However, the superior perfomance of the underlying real estate could also explain the difference. “This explanation is that location efficient homes might hold their value better than other homes, and therefore better enable borrowers to avoid foreclosure through alternative measures (such as selling or refinancing the home) if they fall behind on payments or need to manage payment shock from an adjustable rate mortgage,” they write.

One caveat to the findings is that, in Jacksonville and San Francisco in particular, high Walkscores were associated with greater defaults for low-income residents. “We interpret this to mean that low-income, high default rate areas tend to be quite walkable (e.g., in urban areas within the central city). At the other extreme, we find that in high-income neighborhoods, Walk Score is negatively related to mortgage default. We interpret this as more of a location efficiency effect, with the causality flowing in the opposite direction as in low-income neighborhoods. That is, in high-income, walkable neighborhoods, borrowers have lower transportation costs and thus have more funds available to cover debt service thereby lessening the likelihood of default.”

Lower vehicle ownership was associated with lower default across all income groups.

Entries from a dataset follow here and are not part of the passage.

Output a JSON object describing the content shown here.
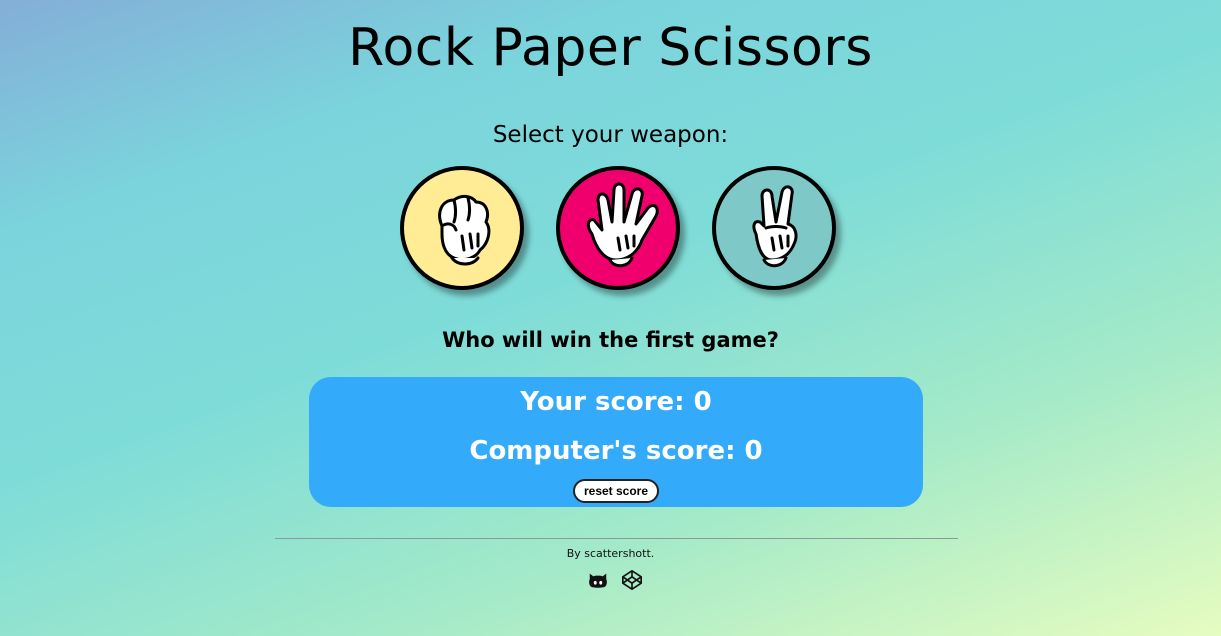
{
  "game": {
    "title": "Rock Paper Scissors",
    "select_prompt": "Select your weapon:",
    "weapons": [
      {
        "name": "rock",
        "icon": "fist-hand-icon",
        "color": "#ffec94"
      },
      {
        "name": "paper",
        "icon": "open-hand-icon",
        "color": "#f0006c"
      },
      {
        "name": "scissors",
        "icon": "peace-hand-icon",
        "color": "#7ec8c8"
      }
    ],
    "status_message": "Who will win the first game?",
    "score": {
      "player_label": "Your score: 0",
      "computer_label": "Computer's score: 0",
      "player": 0,
      "computer": 0,
      "panel_color": "#33aafa"
    },
    "reset_label": "reset score"
  },
  "footer": {
    "credit": "By scattershott.",
    "links": [
      {
        "icon": "github-icon"
      },
      {
        "icon": "codepen-icon"
      }
    ]
  }
}
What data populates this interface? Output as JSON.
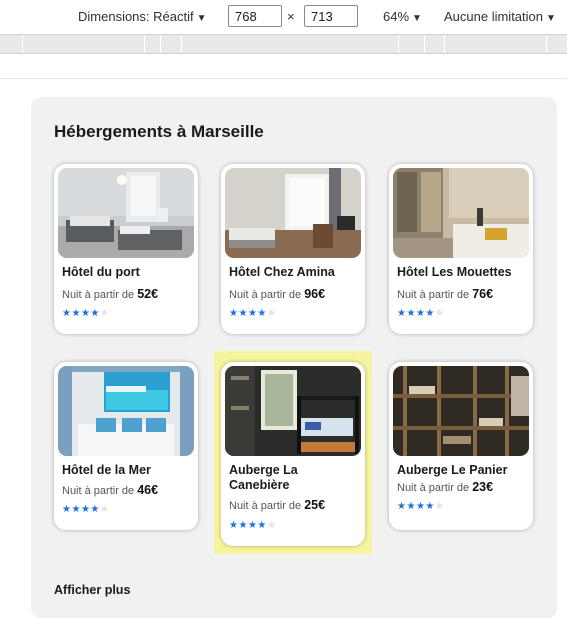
{
  "toolbar": {
    "dimensions_label": "Dimensions: Réactif",
    "width_value": "768",
    "height_value": "713",
    "times": "×",
    "zoom": "64%",
    "throttle": "Aucune limitation",
    "caret": "▼"
  },
  "section": {
    "title": "Hébergements à Marseille",
    "show_more": "Afficher plus"
  },
  "price_prefix": "Nuit à partir de",
  "currency": "€",
  "star_color": "#1f6fe0",
  "highlight_color": "#f7f49f",
  "hotels": [
    {
      "name": "Hôtel du port",
      "price": "52",
      "rating": 4,
      "max": 5
    },
    {
      "name": "Hôtel Chez Amina",
      "price": "96",
      "rating": 4,
      "max": 5
    },
    {
      "name": "Hôtel Les Mouettes",
      "price": "76",
      "rating": 4,
      "max": 5
    },
    {
      "name": "Hôtel de la Mer",
      "price": "46",
      "rating": 4,
      "max": 5
    },
    {
      "name": "Auberge La Canebière",
      "price": "25",
      "rating": 4,
      "max": 5
    },
    {
      "name": "Auberge Le Panier",
      "price": "23",
      "rating": 4,
      "max": 5
    }
  ]
}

The researchers note: “These results suggest that some degree of greater mortgage underwriting flexibility could be provided to assist households with the purchase of location efficient homes, without increasing mortgage default. They also support the notion that government policies around land use, zoning, infrastructure, and transportation could have significant impacts on mortgage default rates.”